The West Virginia Center on Budget and Policy is home to a fascinating group of policy wonks who do economic research in the public interest. Call them liberals, call them progressives, call them do-gooders, but by all means call them rigorous because, in an environment of often unsubstantiated rhetoric, the Center’s take on economic issues is relentlessly quantitative and evidence-based. And few analyses are more helpful in understanding West Virginia’s ongoing economic plight than one contained in a recent blog post by the Center’s executive director, Ted Boettner.
In his post, Boettner observes that in recent years, West Virginia has reduced its two main business taxes, the corporate net income tax and business franchise tax, with the objective of increasing revenue and jobs. He then points out that there’s “little evidence” the cuts have led to “significant job gains.”
Boettner’s measured conclusion reflects the Center’s standard that claims should be quantitatively demonstrable. But, because I’m not associated with the Center (despite sharing a name with one of its staffers), I can be more speculative and push Boettner’s findings to their logical and more compelling conclusion, which is that not only have the aforementioned tax cuts not led to significant job gains, they have very likely had the opposite effect and actually reduced the number of jobs in West Virginia. Here’s why.
Boettner observes that the corporate net income and business franchise taxes, which currently bring in between $180 million and $230 million in any given year, represent less than two-tenths of 1 percent of the cost of doing business in West Virginia. That’s $2 for every $1,000 that companies incur in operating costs – a number so small that, for most companies, the savings resulting from fractional cuts to these taxes are too insignificant to have any impact on decisions about hiring or expansion.
Consider this hypothetical scenario. Let’s imagine that the corporate net income and business franchise taxes were eliminated altogether. How much of a difference would complete repeal make? To state government, which is already being forced by prior cuts to slash budgets and spending, a $200 million loss of revenue would matter a great deal. But, how many jobs would be created?

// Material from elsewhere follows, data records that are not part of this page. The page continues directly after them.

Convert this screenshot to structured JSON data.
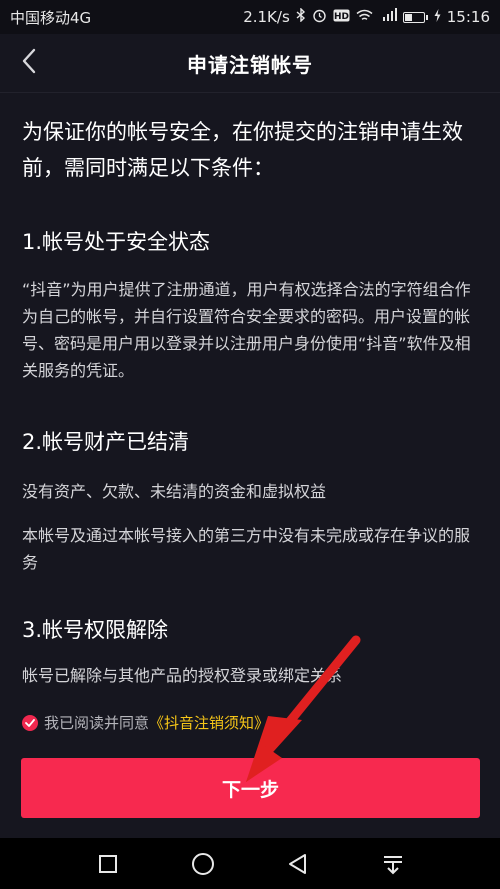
{
  "status_bar": {
    "carrier": "中国移动4G",
    "speed": "2.1K/s",
    "battery_level": "40",
    "battery_fraction": 0.4,
    "time": "15:16",
    "icons": [
      "bluetooth-icon",
      "alarm-icon",
      "hd-icon",
      "wifi-icon",
      "signal-4g-icon",
      "battery-icon",
      "charging-icon"
    ]
  },
  "header": {
    "title": "申请注销帐号",
    "back_icon": "chevron-left-icon"
  },
  "intro": "为保证你的帐号安全，在你提交的注销申请生效前，需同时满足以下条件：",
  "sections": [
    {
      "title": "1.帐号处于安全状态",
      "paragraphs": [
        "“抖音”为用户提供了注册通道，用户有权选择合法的字符组合作为自己的帐号，并自行设置符合安全要求的密码。用户设置的帐号、密码是用户用以登录并以注册用户身份使用“抖音”软件及相关服务的凭证。"
      ]
    },
    {
      "title": "2.帐号财产已结清",
      "paragraphs": [
        "没有资产、欠款、未结清的资金和虚拟权益",
        "本帐号及通过本帐号接入的第三方中没有未完成或存在争议的服务"
      ]
    },
    {
      "title": "3.帐号权限解除",
      "paragraphs": [
        "帐号已解除与其他产品的授权登录或绑定关系"
      ]
    }
  ],
  "agreement": {
    "checked": true,
    "prefix": "我已阅读并同意",
    "link": "《抖音注销须知》"
  },
  "next_button": {
    "label": "下一步"
  },
  "nav_bar": {
    "icons": [
      "recent-apps-icon",
      "home-icon",
      "back-icon",
      "notification-pull-icon"
    ]
  },
  "colors": {
    "background": "#16161f",
    "accent": "#f7294f",
    "link": "#f5c518",
    "body_text": "#d4d4d8"
  }
}
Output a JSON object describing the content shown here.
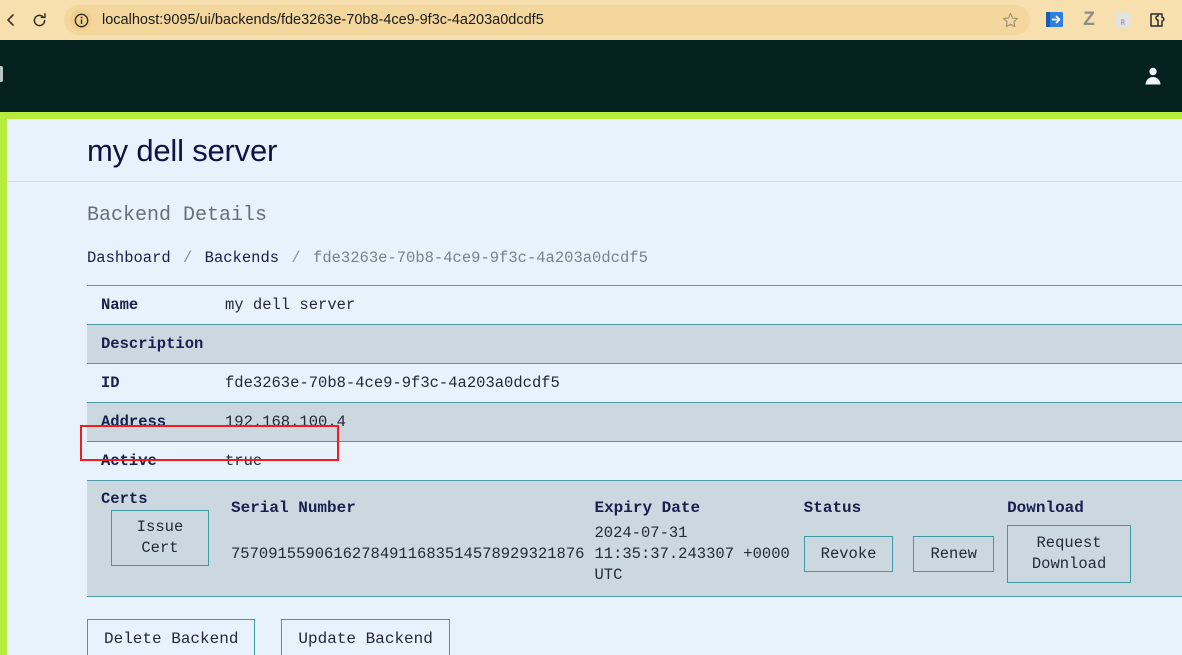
{
  "browser": {
    "url_host": "localhost:9095",
    "url_path": "/ui/backends/fde3263e-70b8-4ce9-9f3c-4a203a0dcdf5",
    "url_full": "localhost:9095/ui/backends/fde3263e-70b8-4ce9-9f3c-4a203a0dcdf5",
    "reload_icon": "reload-icon",
    "site_info_icon": "site-info-icon",
    "bookmark_icon": "star-icon",
    "back_icon": "back-arrow-icon",
    "extensions": [
      {
        "name": "extension-icon-bitwarden",
        "glyph": "➡"
      },
      {
        "name": "extension-icon-z",
        "glyph": "Z"
      },
      {
        "name": "extension-icon-ublock",
        "glyph": "ʀ"
      },
      {
        "name": "extension-icon-puzzle",
        "glyph": "⧉"
      }
    ]
  },
  "navbar": {
    "user_icon": "user-avatar-icon"
  },
  "page": {
    "title": "my dell server",
    "subtitle": "Backend Details",
    "accent_green": "#b7ec3e",
    "accent_teal": "#3f9aa6",
    "highlight_color": "#f01e1e"
  },
  "breadcrumb": {
    "items": [
      {
        "label": "Dashboard",
        "link": true
      },
      {
        "label": "Backends",
        "link": true
      },
      {
        "label": "fde3263e-70b8-4ce9-9f3c-4a203a0dcdf5",
        "link": false
      }
    ],
    "separator": "/"
  },
  "details": {
    "rows": [
      {
        "label": "Name",
        "value": "my dell server"
      },
      {
        "label": "Description",
        "value": ""
      },
      {
        "label": "ID",
        "value": "fde3263e-70b8-4ce9-9f3c-4a203a0dcdf5"
      },
      {
        "label": "Address",
        "value": "192.168.100.4"
      },
      {
        "label": "Active",
        "value": "true"
      }
    ]
  },
  "certs": {
    "label": "Certs",
    "issue_button": "Issue\nCert",
    "columns": {
      "serial": "Serial Number",
      "expiry": "Expiry Date",
      "status": "Status",
      "download": "Download"
    },
    "row": {
      "serial_number": "75709155906162784911683514578929321876",
      "expiry_date": "2024-07-31 11:35:37.243307 +0000 UTC",
      "revoke_button": "Revoke",
      "renew_button": "Renew",
      "download_button": "Request\nDownload"
    }
  },
  "actions": {
    "delete_backend": "Delete Backend",
    "update_backend": "Update Backend"
  }
}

Based on annual averages for wages and benefits, full-time jobs in West Virginia cost employers about $55,000 each. That means the $200 million dollars in savings from our hypothetical repeal is enough to fund a little over 3,600 jobs, which is a nice number, although it represents only about a half of 1 percent of jobs in the state – not much of an increase. But, the problem is that not all of the $200 million in savings would go toward creating jobs.
Companies spend only about a third of operating expenses on jobs. So, if they allocate the savings from our tax repeal in the same way they allocate other funds, the equivalent number of jobs drops from 3,600 to just over 1,200.

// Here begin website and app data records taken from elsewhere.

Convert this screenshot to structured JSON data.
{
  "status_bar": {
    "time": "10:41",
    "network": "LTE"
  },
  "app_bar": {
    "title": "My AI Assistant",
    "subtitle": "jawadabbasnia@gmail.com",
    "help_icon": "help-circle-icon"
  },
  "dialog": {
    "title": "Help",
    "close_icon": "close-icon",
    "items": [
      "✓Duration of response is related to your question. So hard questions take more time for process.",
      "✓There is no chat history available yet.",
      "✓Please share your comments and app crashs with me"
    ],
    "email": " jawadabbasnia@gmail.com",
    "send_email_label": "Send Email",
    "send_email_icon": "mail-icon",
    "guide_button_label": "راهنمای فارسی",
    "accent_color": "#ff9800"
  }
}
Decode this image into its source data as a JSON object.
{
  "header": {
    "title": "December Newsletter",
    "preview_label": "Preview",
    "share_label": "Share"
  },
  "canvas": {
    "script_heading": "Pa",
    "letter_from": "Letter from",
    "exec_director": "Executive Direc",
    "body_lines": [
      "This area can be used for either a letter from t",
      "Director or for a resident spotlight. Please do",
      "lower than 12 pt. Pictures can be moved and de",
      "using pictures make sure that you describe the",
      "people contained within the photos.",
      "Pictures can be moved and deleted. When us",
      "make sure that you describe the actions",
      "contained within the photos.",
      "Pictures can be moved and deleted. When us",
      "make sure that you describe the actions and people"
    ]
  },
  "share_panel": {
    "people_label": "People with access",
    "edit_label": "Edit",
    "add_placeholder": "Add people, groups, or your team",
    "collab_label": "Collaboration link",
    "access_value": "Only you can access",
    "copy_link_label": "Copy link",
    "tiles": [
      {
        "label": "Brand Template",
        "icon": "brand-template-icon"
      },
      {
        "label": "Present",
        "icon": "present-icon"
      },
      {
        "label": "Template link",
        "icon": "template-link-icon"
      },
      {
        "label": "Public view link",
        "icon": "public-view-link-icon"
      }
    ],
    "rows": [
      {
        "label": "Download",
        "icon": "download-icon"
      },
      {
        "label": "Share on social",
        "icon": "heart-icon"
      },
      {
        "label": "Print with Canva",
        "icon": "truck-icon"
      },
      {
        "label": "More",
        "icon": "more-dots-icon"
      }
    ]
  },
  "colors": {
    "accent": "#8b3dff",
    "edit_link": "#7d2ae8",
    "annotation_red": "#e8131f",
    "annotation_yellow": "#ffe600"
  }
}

Also, most of the savings from our hypothetical repeal would flow to firms whose headquarters and shareholders are out of state.
According to Workforce West Virginia, only four of the state’s 30 top private sector, for-profit employers are West Virginia companies. And no West Virginia company is in the top 10. Assuming that out-of-state companies, such as our largest employer, Arkansas-based Walmart, invest their tax savings in the same places they invest their other funds, little is likely to return to West Virginia. Consequently, less than a third of the money that companies save from our repeal is likely to be spent here and, if the experience with similar tax cuts in North Carolina is any guide, the amount could be as little as 10 percent, which drops the equivalent number of jobs to just 300 and change.
Then we have to ask where the state would find savings to offset the revenue loss. Because state governments are more labor-intensive than private employers, a large portion of the savings would probably come from – you guessed it – job reductions. And the budget cuts that don’t come from job reductions would mostly come out of purchases of goods and services, much of it from West Virginia companies, which would depress private sector employment as well.
Even now, as the state implements its current 7.5 percent across-the-board budget cut, state hiring has been frozen. Officials emphasize that the freeze is not the same as layoffs. However, economically the difference is immaterial. We’re still talking about the loss of jobs that would otherwise be filled. Between those losses and the impact of reduced state purchasing from West Virginia businesses, the number of jobs lost would almost certainly exceed the number created — perhaps by a wide margin.
Of course, this scenario assumes a complete repeal of the corporate net income and business franchise taxes. In fact, West Virginia has only chipped away at these taxes, which lessens even further the job-creating potential. Meanwhile, the share of state revenue generated by the two taxes has declined from more than 13 percent in the 1990s to just 5 percent today with more reductions to come. You and I have had to make up that difference with our personal income and sales taxes, which have been growing as a share of state revenue.
So, why do we do it? Why do we continue a policy that may satisfy some peoples’ ideological vanity, but which is unsupported by data or analysis and which ships money and jobs out of state?
—Sean O’Leary can be contacted at